As a child, I always looked forward to my great-grandmother’s culinary creations.  So many of my favorite foods–my favorite desserts, in particular–are things that I first tried in her kitchen.  Zucchini bars are no exception.  This was pretty much my Nana’s signature dessert; everyone loved them, and she made them for just about every family gathering. 

In truth, I’ve only had her zucchini bars–or rather, bars made with her recipe–once in the ten years since she passed away.  When I made them, I followed the recipe pretty exactly (I may have turned the teaspoon of cinnamon into a MEGAHEAPING teaspoon, but who wouldn’t?), and they were as good as I remembered.
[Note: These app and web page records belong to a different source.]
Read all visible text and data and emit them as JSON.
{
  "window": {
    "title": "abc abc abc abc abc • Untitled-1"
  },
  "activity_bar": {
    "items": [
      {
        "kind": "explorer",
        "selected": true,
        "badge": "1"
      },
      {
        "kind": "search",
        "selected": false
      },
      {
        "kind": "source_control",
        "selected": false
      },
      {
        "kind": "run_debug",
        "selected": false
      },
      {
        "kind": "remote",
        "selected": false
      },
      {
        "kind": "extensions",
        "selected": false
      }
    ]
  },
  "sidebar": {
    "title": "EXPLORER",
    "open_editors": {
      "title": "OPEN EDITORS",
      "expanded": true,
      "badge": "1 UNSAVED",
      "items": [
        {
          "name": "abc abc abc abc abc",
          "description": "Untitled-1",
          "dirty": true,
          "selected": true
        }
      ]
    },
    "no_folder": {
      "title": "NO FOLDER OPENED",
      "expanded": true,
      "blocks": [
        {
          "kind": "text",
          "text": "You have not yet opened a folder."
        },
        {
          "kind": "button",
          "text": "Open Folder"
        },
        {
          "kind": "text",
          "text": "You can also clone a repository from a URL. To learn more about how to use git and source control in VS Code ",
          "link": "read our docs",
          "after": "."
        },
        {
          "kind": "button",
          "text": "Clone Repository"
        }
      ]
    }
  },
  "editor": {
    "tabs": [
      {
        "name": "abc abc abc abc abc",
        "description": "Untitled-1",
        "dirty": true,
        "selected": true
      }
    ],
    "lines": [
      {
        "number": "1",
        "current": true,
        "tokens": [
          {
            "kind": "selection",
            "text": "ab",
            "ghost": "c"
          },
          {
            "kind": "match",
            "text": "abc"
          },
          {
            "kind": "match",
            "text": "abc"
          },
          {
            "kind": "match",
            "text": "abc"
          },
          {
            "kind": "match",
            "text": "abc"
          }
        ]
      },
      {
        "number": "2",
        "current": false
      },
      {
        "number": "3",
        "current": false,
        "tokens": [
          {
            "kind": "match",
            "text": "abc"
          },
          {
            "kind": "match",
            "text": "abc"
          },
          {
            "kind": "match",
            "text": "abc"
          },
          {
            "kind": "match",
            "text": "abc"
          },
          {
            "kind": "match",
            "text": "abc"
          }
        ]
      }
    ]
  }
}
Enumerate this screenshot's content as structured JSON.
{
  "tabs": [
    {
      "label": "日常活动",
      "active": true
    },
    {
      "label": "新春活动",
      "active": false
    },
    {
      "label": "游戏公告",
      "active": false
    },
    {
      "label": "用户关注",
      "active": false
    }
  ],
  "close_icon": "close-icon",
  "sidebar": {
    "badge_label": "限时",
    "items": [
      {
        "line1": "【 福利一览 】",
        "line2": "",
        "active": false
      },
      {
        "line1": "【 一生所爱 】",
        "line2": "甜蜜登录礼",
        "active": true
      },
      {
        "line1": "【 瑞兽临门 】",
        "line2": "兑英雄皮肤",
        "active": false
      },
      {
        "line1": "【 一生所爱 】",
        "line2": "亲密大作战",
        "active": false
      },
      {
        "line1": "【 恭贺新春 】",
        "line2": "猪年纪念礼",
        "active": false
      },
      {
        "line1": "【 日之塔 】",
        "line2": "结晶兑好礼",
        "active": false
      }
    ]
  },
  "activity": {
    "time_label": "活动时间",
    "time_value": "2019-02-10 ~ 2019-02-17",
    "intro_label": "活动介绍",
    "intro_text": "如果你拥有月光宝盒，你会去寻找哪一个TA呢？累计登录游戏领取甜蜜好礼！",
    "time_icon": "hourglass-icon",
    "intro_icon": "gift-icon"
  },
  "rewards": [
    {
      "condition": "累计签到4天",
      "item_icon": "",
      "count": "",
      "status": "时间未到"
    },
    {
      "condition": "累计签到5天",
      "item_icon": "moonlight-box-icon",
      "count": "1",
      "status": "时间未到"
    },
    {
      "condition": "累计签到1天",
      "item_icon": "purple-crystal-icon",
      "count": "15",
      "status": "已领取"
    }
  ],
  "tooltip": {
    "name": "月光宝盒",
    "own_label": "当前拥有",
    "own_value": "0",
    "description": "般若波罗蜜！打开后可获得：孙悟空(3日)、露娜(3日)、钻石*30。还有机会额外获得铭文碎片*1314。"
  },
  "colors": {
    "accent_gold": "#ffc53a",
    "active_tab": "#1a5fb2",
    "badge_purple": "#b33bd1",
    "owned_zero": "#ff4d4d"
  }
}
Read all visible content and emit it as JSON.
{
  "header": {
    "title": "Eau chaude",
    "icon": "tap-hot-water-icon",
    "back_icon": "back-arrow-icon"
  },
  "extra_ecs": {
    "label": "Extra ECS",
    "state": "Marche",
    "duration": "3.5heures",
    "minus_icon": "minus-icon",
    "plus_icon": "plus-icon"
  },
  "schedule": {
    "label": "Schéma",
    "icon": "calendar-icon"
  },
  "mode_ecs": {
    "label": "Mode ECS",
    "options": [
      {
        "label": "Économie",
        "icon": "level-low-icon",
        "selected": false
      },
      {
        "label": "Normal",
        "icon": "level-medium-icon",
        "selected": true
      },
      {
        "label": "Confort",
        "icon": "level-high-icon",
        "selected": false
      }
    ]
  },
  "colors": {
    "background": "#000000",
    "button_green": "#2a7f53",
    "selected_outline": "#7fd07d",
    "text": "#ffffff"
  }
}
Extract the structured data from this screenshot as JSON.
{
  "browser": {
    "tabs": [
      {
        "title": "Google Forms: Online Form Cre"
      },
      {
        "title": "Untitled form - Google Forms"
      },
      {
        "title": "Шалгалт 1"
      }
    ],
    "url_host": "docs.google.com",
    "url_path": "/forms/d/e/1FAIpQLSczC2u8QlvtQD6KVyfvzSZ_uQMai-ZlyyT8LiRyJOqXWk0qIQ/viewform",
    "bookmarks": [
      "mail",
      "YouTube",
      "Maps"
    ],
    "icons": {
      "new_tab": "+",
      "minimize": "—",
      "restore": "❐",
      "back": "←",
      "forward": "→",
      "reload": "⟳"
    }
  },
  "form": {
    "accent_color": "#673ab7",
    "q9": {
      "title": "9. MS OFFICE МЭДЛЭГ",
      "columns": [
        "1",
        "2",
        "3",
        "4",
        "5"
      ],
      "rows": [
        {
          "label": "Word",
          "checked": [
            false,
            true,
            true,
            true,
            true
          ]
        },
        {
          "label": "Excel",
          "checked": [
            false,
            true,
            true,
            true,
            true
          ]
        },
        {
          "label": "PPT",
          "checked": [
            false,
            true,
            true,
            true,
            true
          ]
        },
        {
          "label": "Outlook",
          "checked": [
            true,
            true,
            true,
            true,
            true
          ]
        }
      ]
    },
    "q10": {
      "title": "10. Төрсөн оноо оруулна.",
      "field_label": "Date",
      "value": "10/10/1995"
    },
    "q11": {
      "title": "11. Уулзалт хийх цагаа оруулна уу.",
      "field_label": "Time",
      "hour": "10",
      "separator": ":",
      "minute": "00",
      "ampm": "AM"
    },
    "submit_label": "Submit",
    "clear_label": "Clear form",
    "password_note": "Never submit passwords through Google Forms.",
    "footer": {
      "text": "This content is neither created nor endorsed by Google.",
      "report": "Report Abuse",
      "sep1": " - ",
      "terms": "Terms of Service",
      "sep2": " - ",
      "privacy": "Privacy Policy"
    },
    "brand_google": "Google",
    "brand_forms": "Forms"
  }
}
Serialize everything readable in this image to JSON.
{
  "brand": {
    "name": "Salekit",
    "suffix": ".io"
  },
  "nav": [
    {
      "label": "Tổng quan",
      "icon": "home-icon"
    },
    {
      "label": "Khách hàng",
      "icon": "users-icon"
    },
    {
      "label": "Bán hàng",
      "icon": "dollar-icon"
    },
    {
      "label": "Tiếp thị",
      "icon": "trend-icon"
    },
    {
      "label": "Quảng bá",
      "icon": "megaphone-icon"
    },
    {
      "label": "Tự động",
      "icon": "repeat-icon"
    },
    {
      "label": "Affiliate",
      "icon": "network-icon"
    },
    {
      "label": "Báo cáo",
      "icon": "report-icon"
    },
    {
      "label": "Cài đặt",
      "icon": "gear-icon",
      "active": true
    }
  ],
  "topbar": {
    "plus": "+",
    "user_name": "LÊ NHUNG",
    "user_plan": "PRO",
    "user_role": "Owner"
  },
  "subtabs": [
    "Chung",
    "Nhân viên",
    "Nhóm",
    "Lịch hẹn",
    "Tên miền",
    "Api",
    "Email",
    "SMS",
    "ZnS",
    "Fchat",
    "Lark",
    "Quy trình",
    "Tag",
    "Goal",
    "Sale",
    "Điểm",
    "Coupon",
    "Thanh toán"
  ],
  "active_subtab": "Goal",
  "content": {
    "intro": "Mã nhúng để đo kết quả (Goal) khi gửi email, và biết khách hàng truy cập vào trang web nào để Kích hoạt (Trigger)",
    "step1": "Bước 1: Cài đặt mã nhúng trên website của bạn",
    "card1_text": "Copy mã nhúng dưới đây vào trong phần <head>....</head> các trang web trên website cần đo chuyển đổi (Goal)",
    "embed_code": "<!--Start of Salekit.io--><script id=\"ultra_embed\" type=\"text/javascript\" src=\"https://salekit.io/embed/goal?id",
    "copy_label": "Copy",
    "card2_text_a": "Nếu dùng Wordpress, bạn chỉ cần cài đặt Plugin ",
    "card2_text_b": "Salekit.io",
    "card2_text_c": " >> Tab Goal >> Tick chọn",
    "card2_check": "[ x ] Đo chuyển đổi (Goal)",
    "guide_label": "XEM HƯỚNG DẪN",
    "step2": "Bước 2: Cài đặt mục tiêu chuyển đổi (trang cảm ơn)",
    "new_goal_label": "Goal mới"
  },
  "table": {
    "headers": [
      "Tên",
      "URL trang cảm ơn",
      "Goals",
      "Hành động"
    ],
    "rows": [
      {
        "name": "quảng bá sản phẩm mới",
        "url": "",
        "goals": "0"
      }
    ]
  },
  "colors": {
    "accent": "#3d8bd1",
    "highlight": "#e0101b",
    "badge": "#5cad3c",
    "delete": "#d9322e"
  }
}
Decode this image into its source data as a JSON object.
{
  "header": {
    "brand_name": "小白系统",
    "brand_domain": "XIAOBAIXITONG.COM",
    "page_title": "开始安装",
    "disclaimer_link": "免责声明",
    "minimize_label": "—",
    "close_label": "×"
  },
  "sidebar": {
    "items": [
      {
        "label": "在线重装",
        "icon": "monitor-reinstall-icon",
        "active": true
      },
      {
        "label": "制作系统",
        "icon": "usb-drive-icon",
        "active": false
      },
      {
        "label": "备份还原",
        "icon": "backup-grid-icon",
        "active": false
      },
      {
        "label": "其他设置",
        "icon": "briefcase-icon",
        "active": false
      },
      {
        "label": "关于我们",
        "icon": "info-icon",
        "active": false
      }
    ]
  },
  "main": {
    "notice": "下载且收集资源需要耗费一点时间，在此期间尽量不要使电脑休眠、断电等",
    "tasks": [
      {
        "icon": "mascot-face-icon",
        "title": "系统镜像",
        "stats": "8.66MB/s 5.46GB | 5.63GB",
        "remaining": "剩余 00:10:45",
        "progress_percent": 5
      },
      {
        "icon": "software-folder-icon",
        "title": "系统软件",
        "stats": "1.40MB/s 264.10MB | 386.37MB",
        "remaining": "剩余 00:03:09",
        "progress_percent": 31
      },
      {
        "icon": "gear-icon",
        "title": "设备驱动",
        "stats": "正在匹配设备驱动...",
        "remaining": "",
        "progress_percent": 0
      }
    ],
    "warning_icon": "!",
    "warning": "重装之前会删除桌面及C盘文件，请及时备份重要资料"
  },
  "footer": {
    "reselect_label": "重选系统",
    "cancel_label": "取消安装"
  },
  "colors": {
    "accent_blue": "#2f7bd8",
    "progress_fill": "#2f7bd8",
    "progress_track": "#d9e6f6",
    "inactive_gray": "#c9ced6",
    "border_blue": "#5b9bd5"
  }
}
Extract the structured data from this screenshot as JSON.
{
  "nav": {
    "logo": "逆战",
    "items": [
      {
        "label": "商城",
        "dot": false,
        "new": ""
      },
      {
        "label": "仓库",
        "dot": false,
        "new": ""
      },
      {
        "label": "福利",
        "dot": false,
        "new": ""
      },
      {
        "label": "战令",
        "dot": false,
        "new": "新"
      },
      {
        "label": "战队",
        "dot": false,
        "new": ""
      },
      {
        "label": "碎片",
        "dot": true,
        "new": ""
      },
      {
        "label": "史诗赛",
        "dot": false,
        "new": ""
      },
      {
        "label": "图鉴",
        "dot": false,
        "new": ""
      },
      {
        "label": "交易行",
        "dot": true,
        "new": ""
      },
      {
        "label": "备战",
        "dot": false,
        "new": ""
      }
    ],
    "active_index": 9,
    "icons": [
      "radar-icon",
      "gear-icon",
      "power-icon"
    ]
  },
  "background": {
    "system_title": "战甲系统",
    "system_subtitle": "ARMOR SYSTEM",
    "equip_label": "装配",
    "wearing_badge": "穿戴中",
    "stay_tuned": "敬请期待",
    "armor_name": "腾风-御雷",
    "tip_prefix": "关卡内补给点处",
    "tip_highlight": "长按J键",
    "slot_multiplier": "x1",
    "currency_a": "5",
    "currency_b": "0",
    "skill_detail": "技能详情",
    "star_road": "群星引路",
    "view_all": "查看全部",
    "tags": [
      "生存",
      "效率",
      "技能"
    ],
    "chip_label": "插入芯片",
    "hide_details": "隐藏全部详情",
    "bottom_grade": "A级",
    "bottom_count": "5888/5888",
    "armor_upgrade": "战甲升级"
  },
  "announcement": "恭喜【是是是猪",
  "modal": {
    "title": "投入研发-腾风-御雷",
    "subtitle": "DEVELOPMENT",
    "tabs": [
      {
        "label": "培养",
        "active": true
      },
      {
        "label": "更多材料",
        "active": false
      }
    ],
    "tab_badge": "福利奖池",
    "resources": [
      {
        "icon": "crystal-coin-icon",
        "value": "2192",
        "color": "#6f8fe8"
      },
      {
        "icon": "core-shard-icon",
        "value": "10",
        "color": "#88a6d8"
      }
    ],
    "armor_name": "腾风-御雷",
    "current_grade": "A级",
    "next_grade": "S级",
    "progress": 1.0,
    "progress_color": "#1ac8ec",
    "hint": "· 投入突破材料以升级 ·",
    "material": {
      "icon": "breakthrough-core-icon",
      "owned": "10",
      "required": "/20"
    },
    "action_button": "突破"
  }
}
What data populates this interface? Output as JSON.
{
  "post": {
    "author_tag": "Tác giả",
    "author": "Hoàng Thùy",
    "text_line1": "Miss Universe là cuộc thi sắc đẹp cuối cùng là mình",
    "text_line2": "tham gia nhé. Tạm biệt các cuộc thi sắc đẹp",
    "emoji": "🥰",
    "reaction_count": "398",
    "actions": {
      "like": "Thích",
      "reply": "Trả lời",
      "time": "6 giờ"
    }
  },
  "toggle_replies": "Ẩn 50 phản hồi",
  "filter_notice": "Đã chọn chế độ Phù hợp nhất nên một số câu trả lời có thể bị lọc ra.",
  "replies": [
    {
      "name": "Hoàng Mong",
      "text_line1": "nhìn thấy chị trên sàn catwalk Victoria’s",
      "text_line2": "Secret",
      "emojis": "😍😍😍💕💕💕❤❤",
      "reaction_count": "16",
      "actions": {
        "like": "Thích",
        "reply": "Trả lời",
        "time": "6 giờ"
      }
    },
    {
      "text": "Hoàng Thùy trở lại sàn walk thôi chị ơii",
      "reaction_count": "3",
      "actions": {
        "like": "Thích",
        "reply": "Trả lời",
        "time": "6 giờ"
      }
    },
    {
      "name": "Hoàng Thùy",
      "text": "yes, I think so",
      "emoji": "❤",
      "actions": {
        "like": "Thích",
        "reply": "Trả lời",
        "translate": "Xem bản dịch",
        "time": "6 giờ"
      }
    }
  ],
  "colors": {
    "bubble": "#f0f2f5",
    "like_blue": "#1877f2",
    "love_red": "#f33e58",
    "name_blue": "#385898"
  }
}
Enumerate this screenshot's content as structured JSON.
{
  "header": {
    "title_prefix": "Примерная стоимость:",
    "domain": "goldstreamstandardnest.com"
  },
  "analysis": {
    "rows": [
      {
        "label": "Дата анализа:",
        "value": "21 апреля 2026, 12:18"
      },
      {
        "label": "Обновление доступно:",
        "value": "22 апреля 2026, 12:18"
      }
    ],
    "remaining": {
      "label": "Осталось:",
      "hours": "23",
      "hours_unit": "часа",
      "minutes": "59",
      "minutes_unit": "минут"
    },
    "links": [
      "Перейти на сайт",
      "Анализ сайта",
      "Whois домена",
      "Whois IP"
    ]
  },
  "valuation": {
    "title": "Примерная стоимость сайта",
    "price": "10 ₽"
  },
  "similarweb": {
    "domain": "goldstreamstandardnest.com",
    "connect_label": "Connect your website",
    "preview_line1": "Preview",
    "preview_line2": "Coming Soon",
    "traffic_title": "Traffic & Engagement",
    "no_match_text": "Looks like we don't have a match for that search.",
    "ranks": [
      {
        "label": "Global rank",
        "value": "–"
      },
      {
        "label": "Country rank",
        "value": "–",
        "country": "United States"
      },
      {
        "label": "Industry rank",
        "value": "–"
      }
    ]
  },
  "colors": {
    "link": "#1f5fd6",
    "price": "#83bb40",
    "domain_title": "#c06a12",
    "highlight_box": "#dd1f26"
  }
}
Fast-forward to a few weeks ago.  While we were doing our grocery shopping, we stopped at the bakery for a little treat.  Sitting there, right in front of me, were squares of zucchini-carrot cake with cream cheese frosting.  Despite the fact that I will almost always choose a chocolate dessert, regardless of how much I may love the other offerings, this time I just had to go for the veggies.  It was quite divine, and on the drive home I found myself thinking that, with a few tweaks to Nana’s recipe, I could make something just as good.

So I did.

Zucchini-Carrot Cake

  • 2 cups sugar
  • 4 eggs
  • 1/2 cup unsweetened applesauce
  • 1/2 cup vanilla yogurt
  • 1 cup zucchini, shredded and drained
  • 1 cup shredded carrots
  • 2 cups all-purpose flour
  • 1 tsp baking soda
  • 1/2 tsp salt
  • 1 tsp cinnamon (if you’re a cinnamon lover like I am, feel free to make this a mondo-heaping teaspoon of cinnamon.  Or 2 tsp.  Whatever suits your fancy)
  • 2 tsp orange zest
  • 1 cup dried currants

Combine sugar, flour, baking soda, salt, cinnamon and orange zest.  Add applesauce and yogurt and mix.  Add eggs one at a time, mixing after each addition.  When the eggs are mixed in, add the carrots and zucchini.  Mix well and add currants.  Pour into greased 9×9 cake pan.  Bake at 350 for 40-50 minutes, or until toothpick inserted in center of cake comes out clean.  Let cake cool completely, then frost.

Honey-Ginger Cream Cheese Frosting

  • 1/2 cup cream cheese, softened
  • 1/2 cup (1 stick) butter, softened
  • 1 tbsp milk
  • 1 tsp vanilla
  • 1 2/3 cup powdered sugar
  • 1/8 – 1/4 cup honey
  • 2 tsp powdered ginger
  • optional: chopped walnuts for topping

Mix butter and cream cheese together on high speed until well combined and fluffy.  Add powdered sugar and ginger.  Mix.  Add milk, vanilla and honey.  Mix until well combined.  Spread on cooled zucchini-carrot cake.  Top with walnuts.  The recipe makes enough frosting for a very thick layer.  Halve the recipe if you want less frosting–there’ll still be plenty for the cake!

Finn’s Basket

With Easter fast approaching, I decided that my boy was in need of an Easter basket.  Finn is only 4 months old (5 months by the time Easter rolls around), so he might be a little young for the whole  basket thing, but any good tradition has to start somewhere, right? 

The project came together quickly and easily, a must when there is a little one demanding to be fed, pottied or adored.  I didn’t use a pattern, but I’ve seen a few out there that’ll turn out something like this.